"We hope our new recommendation will encourage discussions that provide men age 55 to 69 the information they need to make a decision about prostate cancer screening that is right for them", Owens, who is the co-chair of the task force, told me. The American Academy of Family Physicians and the Canadian Task Force on Preventive Health Care recommend against PSA-based screening for prostate cancer, while the American College of Physicians, the American Urological Association and the American Cancer Society recommend shared decisionmaking but differ in certain details from one another and the USPSTF recommendations. The screening also helps in avoiding 3 cases of spreading prostate cancer for every 1,000 men.
The USPSTF said that men aged 70 and older should not be screened because of risks, such as the likelihood of false positives and increased testing. Six years ago, the USA...
The risks of screening: Elevated PSA levels don't always signal cancer but they require a biopsy to be sure, which carries the risk of infection. Doctors say the risks of screening outweigh the benefits. An estimated 29,000 men died and 165,000 men are anticipated to be detected with prostate cancer in this year. Its new guidance, echoing other groups' advice and affirming its draft recommendations issued a year ago, was published Tuesday in the Journal of the American Medical Association. Active surveillance has become a more common choice for men with lower-risk prostate cancer over the past several years and may reduce the chance of over treatment.
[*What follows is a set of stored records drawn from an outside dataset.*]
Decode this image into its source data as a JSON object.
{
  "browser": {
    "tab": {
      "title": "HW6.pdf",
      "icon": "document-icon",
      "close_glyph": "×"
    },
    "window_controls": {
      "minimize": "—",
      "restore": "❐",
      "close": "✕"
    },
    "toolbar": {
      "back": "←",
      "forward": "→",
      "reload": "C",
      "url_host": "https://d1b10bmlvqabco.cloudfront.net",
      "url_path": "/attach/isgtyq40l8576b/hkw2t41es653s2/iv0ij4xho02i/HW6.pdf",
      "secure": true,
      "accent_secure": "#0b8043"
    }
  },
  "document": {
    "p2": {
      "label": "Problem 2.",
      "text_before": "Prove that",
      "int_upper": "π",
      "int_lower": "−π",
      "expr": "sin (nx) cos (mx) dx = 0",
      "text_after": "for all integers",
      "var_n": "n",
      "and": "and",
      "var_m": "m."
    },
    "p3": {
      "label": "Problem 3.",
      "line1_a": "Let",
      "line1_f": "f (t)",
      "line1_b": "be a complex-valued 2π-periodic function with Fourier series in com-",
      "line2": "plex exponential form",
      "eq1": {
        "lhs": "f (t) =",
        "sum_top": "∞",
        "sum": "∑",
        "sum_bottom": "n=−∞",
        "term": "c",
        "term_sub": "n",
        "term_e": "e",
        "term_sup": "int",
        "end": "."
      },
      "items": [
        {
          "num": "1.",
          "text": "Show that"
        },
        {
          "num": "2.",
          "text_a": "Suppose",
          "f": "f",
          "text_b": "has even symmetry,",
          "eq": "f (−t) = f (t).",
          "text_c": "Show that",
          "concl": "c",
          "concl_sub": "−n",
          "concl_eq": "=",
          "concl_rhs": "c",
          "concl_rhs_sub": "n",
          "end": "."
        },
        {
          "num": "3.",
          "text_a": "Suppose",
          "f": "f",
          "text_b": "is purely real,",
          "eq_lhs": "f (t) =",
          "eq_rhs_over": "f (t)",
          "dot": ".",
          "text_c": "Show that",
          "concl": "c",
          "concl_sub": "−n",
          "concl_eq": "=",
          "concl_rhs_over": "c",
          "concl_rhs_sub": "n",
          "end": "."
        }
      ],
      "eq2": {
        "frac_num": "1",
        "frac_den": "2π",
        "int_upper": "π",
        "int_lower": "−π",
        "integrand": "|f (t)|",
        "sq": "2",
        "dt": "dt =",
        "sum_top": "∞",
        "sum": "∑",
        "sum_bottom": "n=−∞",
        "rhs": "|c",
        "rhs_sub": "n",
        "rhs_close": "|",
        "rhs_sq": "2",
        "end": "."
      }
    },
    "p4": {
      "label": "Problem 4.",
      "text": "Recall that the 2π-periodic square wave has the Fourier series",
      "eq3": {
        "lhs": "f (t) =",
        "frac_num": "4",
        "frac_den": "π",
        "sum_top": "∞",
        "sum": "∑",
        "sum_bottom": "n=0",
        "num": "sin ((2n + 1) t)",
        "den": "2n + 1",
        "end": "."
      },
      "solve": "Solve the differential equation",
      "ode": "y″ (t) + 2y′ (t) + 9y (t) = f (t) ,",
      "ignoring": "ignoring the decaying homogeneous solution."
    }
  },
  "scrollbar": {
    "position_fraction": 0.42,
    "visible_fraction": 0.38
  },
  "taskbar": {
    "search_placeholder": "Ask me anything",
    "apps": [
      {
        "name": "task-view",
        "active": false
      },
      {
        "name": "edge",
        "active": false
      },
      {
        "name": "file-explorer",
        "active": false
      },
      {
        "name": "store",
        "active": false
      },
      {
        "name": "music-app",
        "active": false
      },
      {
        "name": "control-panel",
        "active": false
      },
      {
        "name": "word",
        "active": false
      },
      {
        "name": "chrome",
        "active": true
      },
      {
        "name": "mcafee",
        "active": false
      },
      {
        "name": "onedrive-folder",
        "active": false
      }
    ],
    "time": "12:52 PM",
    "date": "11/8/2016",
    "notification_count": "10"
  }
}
Many men with prostate cancer never experience symptoms and, without screening, would never know they have the disease.
A man's lifetime risk of being diagnosed with prostate cancer is about 13 percent, but the lifetime risk of dying of prostate cancer is only 2.5 percent, with half of those deaths occurring at age 80 or beyond, the Task Force authors note in their recommendation statement published on Tuesday in JAMA.
Professor at Virginia Commonwealth University for family medicine and population health and USPSTF's vice chairman, Dr. Alex Krist, claims that the extended follow up of more than a decade in these surveys, which was not obtainable in 2012, added up greatly to the decision to change the suggestion.